WITH the start of the summer season in the Philippines, Filipinos expect the government to come up with a “plan of action” against the possible outbreak of tropical diseases.
This is especially so since the the Weather Bureau has announced the likelihood of a transition to El Nino in the July-August September period and may persist until 2024.
Records show that impoverished Philippines last experienced El Nino, which typically occurs every three to five years, from the last quarter of 2018 to the third quarter of 2019.
Thus, we commend Albay Rep. Joey Salceda, an economist, for urging the Department of Health (DOH) to beef up its contingencies to respond to diseases that occur during summer.
Congressman Salceda said that tropical diseases, such as cholera and chikungunya, can be problematic, citing global studies showing a spike in cases during the El Nino phenomenon.
El Nino and its opposite condition – La Nina – can make extreme weather events more likely in certain areas of the country, according to the Bicolano member of the House of Representatives.
We share Salceda’s view that the government could work on various adaptation measures, such as mandating local government units to clean up and the DOH to do the coordination work.
Fortunately, the government and the public can anticipate what will happen more or less because models teach us when, how long, and how bad El Nino can be, according to Salceda.
Like the Alkbay solon, we hope the Senate approves its version of the “Center for Disease Control and Prevention Bill” when the two-chamber Congress resumes its regular sessions May 8.
The House of Representatives, headed by Speaker Ferdinand Martin G. Romualdez of Leyte, has already approved its version of the proposed legislation.

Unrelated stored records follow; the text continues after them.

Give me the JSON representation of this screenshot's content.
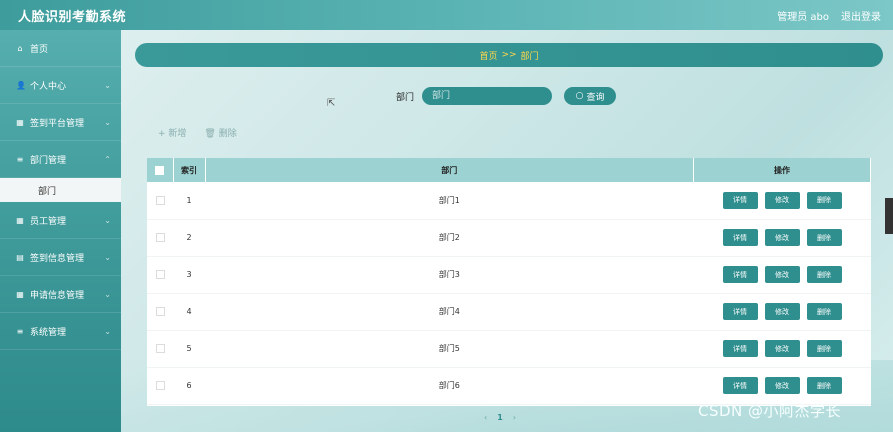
{
  "app": {
    "title": "人脸识别考勤系统"
  },
  "header": {
    "user_label": "管理员 abo",
    "logout_label": "退出登录"
  },
  "sidebar": {
    "items": [
      {
        "label": "首页",
        "icon": "home-icon",
        "glyph": "⌂"
      },
      {
        "label": "个人中心",
        "icon": "user-icon",
        "glyph": "👤"
      },
      {
        "label": "签到平台管理",
        "icon": "grid-icon",
        "glyph": "▦"
      },
      {
        "label": "部门管理",
        "icon": "list-icon",
        "glyph": "≡"
      },
      {
        "label": "员工管理",
        "icon": "grid-icon",
        "glyph": "▦"
      },
      {
        "label": "签到信息管理",
        "icon": "doc-icon",
        "glyph": "▤"
      },
      {
        "label": "申请信息管理",
        "icon": "grid-icon",
        "glyph": "▦"
      },
      {
        "label": "系统管理",
        "icon": "list-icon",
        "glyph": "≡"
      }
    ],
    "sub_item": "部门"
  },
  "breadcrumb": {
    "home": "首页",
    "sep": ">>",
    "current": "部门"
  },
  "search": {
    "label": "部门",
    "placeholder": "部门",
    "button": "查询"
  },
  "actions": {
    "add": "+ 新增",
    "delete": "🗑 删除"
  },
  "table": {
    "headers": {
      "index": "索引",
      "dept": "部门",
      "ops": "操作"
    },
    "rows": [
      {
        "index": "1",
        "dept": "部门1"
      },
      {
        "index": "2",
        "dept": "部门2"
      },
      {
        "index": "3",
        "dept": "部门3"
      },
      {
        "index": "4",
        "dept": "部门4"
      },
      {
        "index": "5",
        "dept": "部门5"
      },
      {
        "index": "6",
        "dept": "部门6"
      }
    ],
    "op_labels": {
      "detail": "详情",
      "edit": "修改",
      "delete": "删除"
    }
  },
  "pager": {
    "prev": "‹",
    "current": "1",
    "next": "›"
  },
  "watermark": "CSDN @小阿杰学长",
  "colors": {
    "accent": "#2f8e8e",
    "header": "#3e9c9c",
    "breadcrumb_text": "#ffd84a"
  }
}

Sana mapirmahan ni Pangulong Bongbong Marcos ang panukalang batas na ito bago ang kanyang pangalawang “State-of-the-Nation Address” sa darating na Hulyo.